_What the exercise asks_: Report back the lines in this listing that carry the string "labours".

[Given data Boundary: Start]

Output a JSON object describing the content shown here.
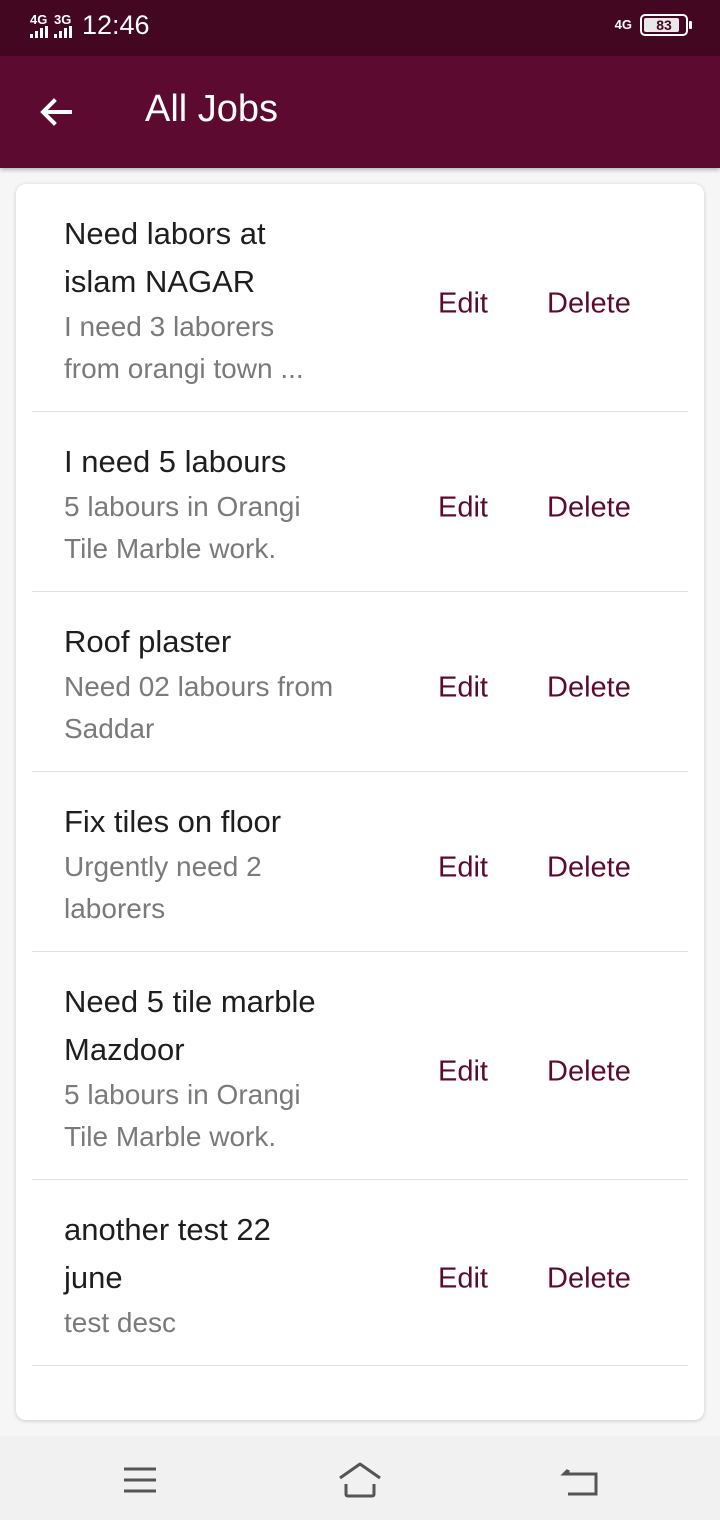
{
  "status_bar": {
    "net1": "4G",
    "net2": "3G",
    "time": "12:46",
    "net_right": "4G",
    "battery": "83"
  },
  "app_bar": {
    "back_icon": "arrow-left-icon",
    "title": "All Jobs"
  },
  "jobs": [
    {
      "title_lines": [
        "Need labors at",
        "islam NAGAR"
      ],
      "desc_lines": [
        "I need 3 laborers",
        "from orangi town ..."
      ]
    },
    {
      "title_lines": [
        "I need 5 labours"
      ],
      "desc_lines": [
        "5 labours in Orangi",
        "Tile Marble work."
      ]
    },
    {
      "title_lines": [
        "Roof plaster"
      ],
      "desc_lines": [
        "Need 02 labours from",
        "Saddar"
      ]
    },
    {
      "title_lines": [
        "Fix tiles on floor"
      ],
      "desc_lines": [
        "Urgently need 2",
        "laborers"
      ]
    },
    {
      "title_lines": [
        "Need 5 tile marble",
        "Mazdoor"
      ],
      "desc_lines": [
        "5 labours in Orangi",
        "Tile Marble work."
      ]
    },
    {
      "title_lines": [
        "another test 22",
        "june"
      ],
      "desc_lines": [
        "test desc"
      ]
    }
  ],
  "actions": {
    "edit_label": "Edit",
    "delete_label": "Delete"
  },
  "colors": {
    "status_bar": "#440722",
    "app_bar": "#5d0a31",
    "accent": "#5d0a31"
  },
  "nav_bar": {
    "menu_icon": "menu-icon",
    "home_icon": "home-icon",
    "back_icon": "back-nav-icon"
  }
}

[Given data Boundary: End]

_Exercise solution_:
        "I need 5 labours"
        "5 labours in Orangi",
        "Need 02 labours from",
        "5 labours in Orangi",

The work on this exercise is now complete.